- [What to produce]: Scan the material for the string "post" and copy out every line in which it occurs.

- [Material for this exercise]:
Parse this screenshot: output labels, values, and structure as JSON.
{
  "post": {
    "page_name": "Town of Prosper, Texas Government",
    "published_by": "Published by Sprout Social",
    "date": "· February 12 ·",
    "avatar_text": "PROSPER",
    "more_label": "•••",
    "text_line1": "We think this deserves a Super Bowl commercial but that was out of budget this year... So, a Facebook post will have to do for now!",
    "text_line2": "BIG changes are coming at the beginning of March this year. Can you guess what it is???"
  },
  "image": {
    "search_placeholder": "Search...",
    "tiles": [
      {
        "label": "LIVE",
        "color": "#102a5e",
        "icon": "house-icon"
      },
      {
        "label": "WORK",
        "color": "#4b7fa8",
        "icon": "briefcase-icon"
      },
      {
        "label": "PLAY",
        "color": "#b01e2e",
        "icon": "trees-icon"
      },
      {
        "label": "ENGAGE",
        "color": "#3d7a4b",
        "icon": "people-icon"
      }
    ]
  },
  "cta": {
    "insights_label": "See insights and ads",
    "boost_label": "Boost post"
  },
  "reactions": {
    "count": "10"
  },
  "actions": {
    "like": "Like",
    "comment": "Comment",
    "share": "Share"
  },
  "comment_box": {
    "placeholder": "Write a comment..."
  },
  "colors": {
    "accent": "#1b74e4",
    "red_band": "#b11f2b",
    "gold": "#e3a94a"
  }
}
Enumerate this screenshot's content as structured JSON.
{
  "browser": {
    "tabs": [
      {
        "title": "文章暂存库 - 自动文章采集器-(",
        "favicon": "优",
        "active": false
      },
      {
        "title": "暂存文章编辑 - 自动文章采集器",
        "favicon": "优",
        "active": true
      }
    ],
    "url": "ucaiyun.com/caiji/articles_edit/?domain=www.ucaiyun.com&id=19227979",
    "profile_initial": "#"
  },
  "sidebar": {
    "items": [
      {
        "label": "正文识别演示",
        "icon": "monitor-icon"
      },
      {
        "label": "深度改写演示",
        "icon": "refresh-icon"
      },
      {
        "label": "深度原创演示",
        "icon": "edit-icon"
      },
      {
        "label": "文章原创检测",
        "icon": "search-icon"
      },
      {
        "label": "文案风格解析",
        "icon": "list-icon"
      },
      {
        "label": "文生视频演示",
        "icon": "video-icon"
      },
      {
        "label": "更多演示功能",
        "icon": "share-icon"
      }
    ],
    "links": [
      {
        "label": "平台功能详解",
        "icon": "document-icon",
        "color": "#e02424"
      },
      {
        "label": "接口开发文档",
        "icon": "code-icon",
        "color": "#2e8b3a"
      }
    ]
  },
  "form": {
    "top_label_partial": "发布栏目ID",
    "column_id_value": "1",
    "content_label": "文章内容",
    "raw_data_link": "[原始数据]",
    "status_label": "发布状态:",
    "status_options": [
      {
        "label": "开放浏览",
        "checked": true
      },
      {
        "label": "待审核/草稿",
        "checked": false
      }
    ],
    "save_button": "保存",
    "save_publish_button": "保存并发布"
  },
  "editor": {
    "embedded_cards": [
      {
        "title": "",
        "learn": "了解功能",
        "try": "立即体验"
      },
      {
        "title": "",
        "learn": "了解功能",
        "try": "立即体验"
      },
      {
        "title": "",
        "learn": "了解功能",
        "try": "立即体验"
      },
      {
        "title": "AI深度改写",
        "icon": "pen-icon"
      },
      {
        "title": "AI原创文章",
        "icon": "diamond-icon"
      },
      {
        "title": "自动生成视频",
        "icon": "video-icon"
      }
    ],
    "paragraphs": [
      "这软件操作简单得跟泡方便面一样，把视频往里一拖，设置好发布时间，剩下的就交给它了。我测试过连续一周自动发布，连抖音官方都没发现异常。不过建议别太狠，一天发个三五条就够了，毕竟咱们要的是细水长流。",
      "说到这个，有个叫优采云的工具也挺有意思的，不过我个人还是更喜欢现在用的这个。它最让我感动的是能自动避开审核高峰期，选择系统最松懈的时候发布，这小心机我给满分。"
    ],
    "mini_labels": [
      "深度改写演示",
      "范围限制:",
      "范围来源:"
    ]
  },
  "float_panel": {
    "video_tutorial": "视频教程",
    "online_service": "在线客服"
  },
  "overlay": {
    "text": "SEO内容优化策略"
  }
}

- [Solution to this exercise]:
  "post": {
    "text_line1": "We think this deserves a Super Bowl commercial but that was out of budget this year... So, a Facebook post will have to do for now!",
    "boost_label": "Boost post"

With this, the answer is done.